Marches Madness: Off With His Head! : Deceptive Cadence In Hector Berlioz's Symphonie Fantastique, brass snarl and winds shriek like feral beasts in an opium-fueled dream of passion, murder and execution by guillotine.

Marches Madness: Off With His Head!

It's Marches Madness! Throughout this month, we're posting some of our favorite marches — from the concert hall, opera stage and parade ground. Got one we should hear? Played any yourself? Let us know in the comments section.


We march for many occasions. There are brave military marches, joyous wedding marches, mournful funeral marches and proud graduation marches.

And then there's the most gruesome march of all — the march to the scaffold. No one depicted it in music more terrifyingly than Frenchman Hector Berlioz did in his Symphonie Fantastique.

The symphony is a shocking confessional essay in sound, documenting the composer's feverish emotions and obsessive pursuit of his beloved.
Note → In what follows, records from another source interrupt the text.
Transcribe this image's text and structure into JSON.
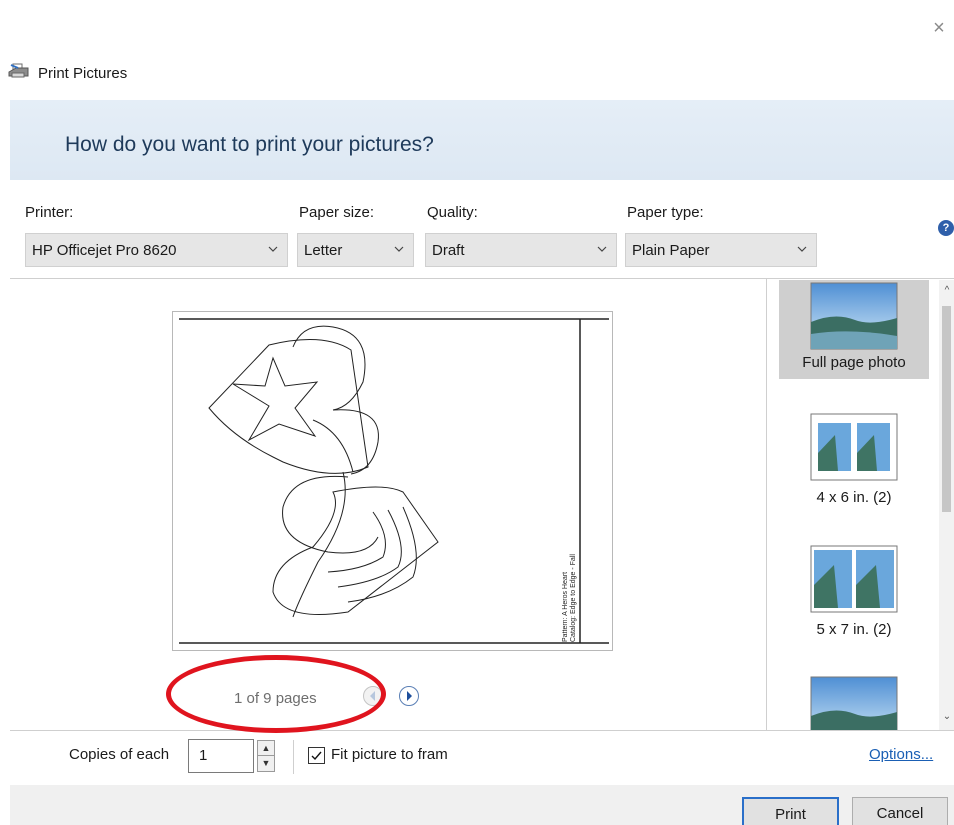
{
  "window": {
    "title": "Print Pictures",
    "heading": "How do you want to print your pictures?",
    "close_glyph": "×"
  },
  "settings": {
    "printer_label": "Printer:",
    "printer_value": "HP Officejet Pro 8620",
    "paper_size_label": "Paper size:",
    "paper_size_value": "Letter",
    "quality_label": "Quality:",
    "quality_value": "Draft",
    "paper_type_label": "Paper type:",
    "paper_type_value": "Plain Paper",
    "help_glyph": "?"
  },
  "preview": {
    "page_text_line1": "Pattern: A Heros Heart",
    "page_text_line2": "Catalog:   Edge to Edge - Fall",
    "page_count": "1 of 9 pages"
  },
  "layouts": [
    {
      "label": "Full page photo",
      "selected": true
    },
    {
      "label": "4 x 6 in. (2)",
      "selected": false
    },
    {
      "label": "5 x 7 in. (2)",
      "selected": false
    }
  ],
  "bottom": {
    "copies_label": "Copies of each",
    "copies_value": "1",
    "fit_label": "Fit picture to fram",
    "fit_checked": true,
    "options_label": "Options..."
  },
  "buttons": {
    "print": "Print",
    "cancel": "Cancel"
  },
  "colors": {
    "accent": "#2a6fc9",
    "link": "#1a5fb4",
    "annotation": "#e0141e"
  }
}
When the piece premiered in 1830, some felt it was dangerous. It still packs a wallop today.

By the time we get to the movement called "Marche au supplice" (March to the Scaffold), our protagonist, hallucinating on opium, imagines he has murdered his beloved and witnesses his own execution. He's marched through a noisy crowd to the guillotine. All his romantic thoughts from the previous movements turn monstrous as the full orchestra roils — timpani pound, brass snarl and bassoons grunt like feral beasts. At the final moment, love music floats in softly — a wisp of memory brutally cut off by a swift guillotine blow from the entire orchestra. The onlookers, in the form of a brass fanfare, yell hooray!

Enjoy the analytical play-by-play in this performance by Leonard Bernstein and the Orchestre National de France.